[[ INFORMATION GIVEN open ]]

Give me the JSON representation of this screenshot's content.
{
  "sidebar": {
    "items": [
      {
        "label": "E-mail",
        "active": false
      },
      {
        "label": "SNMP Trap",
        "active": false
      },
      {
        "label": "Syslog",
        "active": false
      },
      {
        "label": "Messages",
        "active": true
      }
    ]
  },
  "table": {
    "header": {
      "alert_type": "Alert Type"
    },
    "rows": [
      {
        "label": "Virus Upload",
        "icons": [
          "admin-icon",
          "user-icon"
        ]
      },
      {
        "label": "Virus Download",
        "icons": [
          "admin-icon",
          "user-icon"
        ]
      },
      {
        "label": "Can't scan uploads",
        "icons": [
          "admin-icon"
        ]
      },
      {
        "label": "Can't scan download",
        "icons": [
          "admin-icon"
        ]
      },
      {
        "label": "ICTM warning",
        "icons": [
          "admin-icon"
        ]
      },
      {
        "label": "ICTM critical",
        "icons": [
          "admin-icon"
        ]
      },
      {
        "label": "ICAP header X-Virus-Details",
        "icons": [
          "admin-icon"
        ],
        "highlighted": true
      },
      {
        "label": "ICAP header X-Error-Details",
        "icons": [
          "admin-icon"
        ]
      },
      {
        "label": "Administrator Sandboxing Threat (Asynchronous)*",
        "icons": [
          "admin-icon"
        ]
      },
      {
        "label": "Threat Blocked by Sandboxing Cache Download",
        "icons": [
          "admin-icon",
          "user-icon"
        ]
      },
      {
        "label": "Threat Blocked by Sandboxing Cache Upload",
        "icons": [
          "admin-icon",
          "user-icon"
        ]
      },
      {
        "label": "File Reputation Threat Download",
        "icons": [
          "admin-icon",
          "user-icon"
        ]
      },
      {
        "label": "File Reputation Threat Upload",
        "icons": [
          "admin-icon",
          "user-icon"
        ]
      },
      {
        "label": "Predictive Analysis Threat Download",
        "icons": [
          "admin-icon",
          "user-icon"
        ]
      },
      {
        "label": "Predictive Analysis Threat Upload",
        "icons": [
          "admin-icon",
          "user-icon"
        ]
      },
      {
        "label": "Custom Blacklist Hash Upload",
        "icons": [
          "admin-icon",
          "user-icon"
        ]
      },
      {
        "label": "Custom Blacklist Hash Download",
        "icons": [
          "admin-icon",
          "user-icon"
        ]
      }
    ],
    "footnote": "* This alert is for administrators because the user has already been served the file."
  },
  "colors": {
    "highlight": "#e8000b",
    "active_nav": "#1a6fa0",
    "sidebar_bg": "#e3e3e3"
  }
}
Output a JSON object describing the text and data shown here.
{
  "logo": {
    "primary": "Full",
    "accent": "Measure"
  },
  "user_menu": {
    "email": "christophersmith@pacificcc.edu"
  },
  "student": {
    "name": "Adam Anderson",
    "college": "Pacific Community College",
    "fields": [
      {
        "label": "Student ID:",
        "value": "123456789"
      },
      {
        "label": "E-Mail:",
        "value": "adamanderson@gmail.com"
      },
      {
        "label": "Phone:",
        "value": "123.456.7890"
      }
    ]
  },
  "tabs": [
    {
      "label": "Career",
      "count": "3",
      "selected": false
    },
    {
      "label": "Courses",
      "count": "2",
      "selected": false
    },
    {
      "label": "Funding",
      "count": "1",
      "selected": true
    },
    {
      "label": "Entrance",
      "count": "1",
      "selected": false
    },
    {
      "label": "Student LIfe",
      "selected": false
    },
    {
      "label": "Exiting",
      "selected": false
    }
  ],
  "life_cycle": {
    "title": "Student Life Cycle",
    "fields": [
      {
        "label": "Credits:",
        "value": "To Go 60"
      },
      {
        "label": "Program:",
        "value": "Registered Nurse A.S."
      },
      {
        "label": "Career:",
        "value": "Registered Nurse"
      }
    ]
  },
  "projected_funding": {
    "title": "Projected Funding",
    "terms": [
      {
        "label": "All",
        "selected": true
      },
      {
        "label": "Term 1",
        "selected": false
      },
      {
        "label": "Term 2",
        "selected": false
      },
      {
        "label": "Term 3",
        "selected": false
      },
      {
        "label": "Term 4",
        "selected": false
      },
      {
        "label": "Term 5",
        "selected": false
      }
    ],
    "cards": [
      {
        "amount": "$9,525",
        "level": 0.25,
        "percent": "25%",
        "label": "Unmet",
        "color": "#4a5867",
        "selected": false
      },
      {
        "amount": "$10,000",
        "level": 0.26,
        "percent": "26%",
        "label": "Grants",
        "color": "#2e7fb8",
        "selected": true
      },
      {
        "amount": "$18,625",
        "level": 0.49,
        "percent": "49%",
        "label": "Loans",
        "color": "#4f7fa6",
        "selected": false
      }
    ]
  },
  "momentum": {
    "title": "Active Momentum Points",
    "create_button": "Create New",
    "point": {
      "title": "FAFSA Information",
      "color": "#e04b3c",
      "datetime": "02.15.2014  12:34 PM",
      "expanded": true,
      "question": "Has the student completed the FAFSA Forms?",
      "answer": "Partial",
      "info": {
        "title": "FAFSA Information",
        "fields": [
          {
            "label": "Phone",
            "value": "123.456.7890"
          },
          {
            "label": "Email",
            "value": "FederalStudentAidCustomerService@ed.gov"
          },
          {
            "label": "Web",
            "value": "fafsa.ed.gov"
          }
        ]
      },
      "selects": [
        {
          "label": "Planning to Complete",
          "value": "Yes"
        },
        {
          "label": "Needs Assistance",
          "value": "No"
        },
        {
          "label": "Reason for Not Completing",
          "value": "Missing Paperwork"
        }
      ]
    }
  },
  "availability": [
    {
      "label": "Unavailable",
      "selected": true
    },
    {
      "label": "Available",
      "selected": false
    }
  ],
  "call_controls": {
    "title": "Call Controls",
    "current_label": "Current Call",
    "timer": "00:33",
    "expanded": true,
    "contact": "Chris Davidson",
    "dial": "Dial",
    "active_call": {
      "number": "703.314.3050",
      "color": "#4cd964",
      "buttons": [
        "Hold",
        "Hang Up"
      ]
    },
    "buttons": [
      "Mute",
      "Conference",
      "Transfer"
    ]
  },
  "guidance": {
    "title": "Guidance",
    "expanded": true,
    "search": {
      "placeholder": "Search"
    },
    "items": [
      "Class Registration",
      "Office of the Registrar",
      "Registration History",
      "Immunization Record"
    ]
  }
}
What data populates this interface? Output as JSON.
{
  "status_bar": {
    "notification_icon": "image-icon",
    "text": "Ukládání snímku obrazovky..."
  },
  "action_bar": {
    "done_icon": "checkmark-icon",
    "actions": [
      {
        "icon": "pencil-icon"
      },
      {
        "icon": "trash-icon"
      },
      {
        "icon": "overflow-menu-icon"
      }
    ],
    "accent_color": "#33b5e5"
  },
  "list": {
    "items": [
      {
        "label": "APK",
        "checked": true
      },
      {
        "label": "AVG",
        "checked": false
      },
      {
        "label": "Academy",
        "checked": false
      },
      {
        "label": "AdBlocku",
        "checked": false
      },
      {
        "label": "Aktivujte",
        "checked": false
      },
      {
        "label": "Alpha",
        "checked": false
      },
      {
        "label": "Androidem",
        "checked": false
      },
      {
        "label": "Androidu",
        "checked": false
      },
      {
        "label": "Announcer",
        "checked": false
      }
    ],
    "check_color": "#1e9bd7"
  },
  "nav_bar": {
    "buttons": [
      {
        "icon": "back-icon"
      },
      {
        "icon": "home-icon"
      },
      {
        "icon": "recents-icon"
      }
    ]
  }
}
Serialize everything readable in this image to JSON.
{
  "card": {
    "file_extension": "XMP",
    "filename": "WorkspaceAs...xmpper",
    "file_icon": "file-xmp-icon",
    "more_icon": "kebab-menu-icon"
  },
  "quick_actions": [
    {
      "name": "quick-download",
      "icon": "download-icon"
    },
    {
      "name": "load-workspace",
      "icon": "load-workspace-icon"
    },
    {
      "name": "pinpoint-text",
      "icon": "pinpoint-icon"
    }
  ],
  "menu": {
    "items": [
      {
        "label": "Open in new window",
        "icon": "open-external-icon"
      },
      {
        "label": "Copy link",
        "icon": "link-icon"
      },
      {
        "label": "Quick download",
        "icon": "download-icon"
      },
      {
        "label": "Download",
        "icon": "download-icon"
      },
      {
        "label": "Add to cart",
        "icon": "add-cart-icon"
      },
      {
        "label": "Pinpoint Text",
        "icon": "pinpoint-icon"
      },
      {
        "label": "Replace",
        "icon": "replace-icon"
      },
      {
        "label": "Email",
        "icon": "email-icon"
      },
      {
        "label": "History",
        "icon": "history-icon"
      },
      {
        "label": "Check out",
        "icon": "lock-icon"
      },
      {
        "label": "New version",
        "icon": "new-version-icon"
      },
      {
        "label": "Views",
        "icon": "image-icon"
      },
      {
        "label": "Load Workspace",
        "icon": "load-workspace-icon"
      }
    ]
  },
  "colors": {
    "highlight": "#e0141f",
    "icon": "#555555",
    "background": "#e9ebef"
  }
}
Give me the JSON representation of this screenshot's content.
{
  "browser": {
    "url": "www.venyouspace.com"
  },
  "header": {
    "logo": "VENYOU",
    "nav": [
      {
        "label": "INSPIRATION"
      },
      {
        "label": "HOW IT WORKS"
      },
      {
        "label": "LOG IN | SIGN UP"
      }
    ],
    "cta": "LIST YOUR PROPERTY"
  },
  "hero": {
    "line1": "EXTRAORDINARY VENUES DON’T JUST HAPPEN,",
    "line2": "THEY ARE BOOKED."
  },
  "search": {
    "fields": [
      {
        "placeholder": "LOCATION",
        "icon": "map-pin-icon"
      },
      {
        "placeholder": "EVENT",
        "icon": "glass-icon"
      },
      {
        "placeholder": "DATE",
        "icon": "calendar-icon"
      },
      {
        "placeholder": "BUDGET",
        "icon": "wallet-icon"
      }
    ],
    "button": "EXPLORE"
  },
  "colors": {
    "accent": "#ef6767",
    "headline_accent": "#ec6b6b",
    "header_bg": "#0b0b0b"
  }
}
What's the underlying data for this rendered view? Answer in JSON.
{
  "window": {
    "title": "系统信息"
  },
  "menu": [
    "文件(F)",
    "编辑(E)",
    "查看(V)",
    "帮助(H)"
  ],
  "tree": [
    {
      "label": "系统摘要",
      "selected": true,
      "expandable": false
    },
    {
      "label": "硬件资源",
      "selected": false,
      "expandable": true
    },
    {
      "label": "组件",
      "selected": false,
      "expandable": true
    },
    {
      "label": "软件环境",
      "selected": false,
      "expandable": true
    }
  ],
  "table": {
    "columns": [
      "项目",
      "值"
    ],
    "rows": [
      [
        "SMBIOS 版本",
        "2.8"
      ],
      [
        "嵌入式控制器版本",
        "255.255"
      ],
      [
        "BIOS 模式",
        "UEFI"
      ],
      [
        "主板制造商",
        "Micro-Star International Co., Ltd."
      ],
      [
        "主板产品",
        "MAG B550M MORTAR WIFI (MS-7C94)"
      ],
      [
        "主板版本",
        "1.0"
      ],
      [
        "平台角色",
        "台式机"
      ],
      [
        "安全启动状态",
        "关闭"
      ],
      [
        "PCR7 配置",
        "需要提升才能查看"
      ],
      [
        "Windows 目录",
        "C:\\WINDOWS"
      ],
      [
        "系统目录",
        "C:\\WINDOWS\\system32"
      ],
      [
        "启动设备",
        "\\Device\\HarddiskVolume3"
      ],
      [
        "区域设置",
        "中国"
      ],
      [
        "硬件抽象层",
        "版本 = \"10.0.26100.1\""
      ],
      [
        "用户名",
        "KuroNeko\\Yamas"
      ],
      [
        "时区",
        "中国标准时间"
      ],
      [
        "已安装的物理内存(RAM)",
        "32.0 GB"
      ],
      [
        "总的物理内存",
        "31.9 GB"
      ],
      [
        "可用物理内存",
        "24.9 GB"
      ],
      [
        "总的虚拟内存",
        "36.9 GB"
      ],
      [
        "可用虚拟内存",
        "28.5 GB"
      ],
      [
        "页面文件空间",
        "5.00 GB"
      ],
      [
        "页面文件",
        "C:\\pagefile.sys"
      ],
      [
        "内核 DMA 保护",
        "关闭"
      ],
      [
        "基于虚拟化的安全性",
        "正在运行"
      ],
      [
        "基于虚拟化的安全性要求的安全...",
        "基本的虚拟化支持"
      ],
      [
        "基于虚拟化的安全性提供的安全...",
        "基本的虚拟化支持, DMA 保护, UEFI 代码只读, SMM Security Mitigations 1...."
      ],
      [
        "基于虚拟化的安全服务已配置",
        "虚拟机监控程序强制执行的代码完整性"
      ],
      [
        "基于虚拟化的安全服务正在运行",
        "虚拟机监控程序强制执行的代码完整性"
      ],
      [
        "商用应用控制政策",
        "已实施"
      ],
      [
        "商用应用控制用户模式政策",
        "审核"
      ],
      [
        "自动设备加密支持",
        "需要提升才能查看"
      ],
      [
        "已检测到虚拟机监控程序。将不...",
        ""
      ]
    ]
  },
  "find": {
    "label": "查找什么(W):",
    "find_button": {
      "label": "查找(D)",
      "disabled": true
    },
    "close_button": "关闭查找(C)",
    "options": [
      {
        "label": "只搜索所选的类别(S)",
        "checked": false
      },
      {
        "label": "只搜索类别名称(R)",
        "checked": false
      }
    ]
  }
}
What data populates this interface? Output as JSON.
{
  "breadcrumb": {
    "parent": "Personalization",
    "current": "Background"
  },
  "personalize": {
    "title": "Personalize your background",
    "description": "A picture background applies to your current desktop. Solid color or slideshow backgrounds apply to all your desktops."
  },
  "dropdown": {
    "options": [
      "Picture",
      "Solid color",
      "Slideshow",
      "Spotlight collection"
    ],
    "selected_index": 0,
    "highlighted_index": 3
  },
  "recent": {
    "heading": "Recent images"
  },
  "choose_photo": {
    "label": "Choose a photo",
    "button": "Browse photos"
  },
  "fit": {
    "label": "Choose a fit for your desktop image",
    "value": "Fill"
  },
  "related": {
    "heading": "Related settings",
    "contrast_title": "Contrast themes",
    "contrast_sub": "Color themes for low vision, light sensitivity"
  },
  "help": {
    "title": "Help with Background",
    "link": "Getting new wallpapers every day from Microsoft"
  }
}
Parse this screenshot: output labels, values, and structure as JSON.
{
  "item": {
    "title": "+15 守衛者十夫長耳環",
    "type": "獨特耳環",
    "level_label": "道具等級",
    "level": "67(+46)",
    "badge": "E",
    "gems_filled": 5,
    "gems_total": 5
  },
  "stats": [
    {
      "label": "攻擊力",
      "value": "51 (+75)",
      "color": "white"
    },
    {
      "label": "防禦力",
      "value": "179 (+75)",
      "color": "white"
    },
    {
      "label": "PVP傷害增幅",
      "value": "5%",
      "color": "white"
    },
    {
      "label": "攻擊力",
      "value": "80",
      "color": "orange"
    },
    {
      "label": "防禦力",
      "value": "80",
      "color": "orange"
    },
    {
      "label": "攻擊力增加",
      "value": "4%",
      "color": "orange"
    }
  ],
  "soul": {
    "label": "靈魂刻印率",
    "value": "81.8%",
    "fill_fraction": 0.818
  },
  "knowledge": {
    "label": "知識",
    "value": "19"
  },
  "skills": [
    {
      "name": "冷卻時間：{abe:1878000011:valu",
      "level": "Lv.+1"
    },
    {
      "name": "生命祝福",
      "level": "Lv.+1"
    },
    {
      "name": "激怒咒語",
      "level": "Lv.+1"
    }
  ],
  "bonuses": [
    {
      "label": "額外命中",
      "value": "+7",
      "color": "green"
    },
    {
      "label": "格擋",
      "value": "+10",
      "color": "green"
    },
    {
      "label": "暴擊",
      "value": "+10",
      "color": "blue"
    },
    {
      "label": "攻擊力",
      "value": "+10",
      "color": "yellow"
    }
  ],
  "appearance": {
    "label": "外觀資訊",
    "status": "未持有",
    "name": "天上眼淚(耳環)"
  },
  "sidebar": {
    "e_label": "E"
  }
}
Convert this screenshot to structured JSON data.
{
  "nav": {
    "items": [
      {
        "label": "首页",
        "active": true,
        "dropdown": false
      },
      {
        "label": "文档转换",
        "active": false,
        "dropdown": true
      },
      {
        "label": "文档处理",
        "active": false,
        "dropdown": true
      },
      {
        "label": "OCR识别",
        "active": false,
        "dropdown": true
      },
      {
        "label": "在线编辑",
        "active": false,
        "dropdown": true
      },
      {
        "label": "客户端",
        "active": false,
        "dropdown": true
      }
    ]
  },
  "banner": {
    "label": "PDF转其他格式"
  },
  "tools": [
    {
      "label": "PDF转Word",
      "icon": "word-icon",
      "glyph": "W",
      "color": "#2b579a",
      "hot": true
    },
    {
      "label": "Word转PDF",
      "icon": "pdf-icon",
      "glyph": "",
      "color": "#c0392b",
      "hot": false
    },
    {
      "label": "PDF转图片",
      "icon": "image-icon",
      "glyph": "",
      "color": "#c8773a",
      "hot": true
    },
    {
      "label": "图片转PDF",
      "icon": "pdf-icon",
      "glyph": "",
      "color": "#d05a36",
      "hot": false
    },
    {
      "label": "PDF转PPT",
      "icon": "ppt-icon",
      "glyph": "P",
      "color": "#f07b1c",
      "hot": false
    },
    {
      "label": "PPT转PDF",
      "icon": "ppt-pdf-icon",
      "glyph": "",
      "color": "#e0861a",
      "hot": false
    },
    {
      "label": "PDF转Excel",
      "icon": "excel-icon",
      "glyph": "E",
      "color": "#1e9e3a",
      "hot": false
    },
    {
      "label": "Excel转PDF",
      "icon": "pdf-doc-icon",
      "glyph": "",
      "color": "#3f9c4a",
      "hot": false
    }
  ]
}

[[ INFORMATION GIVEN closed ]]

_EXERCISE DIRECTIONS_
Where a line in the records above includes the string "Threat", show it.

_ANSWER TO THIS EXERCISE_
        "label": "Administrator Sandboxing Threat (Asynchronous)*",
        "label": "Threat Blocked by Sandboxing Cache Download",
        "label": "Threat Blocked by Sandboxing Cache Upload",
        "label": "File Reputation Threat Download",
        "label": "File Reputation Threat Upload",
        "label": "Predictive Analysis Threat Download",
        "label": "Predictive Analysis Threat Upload",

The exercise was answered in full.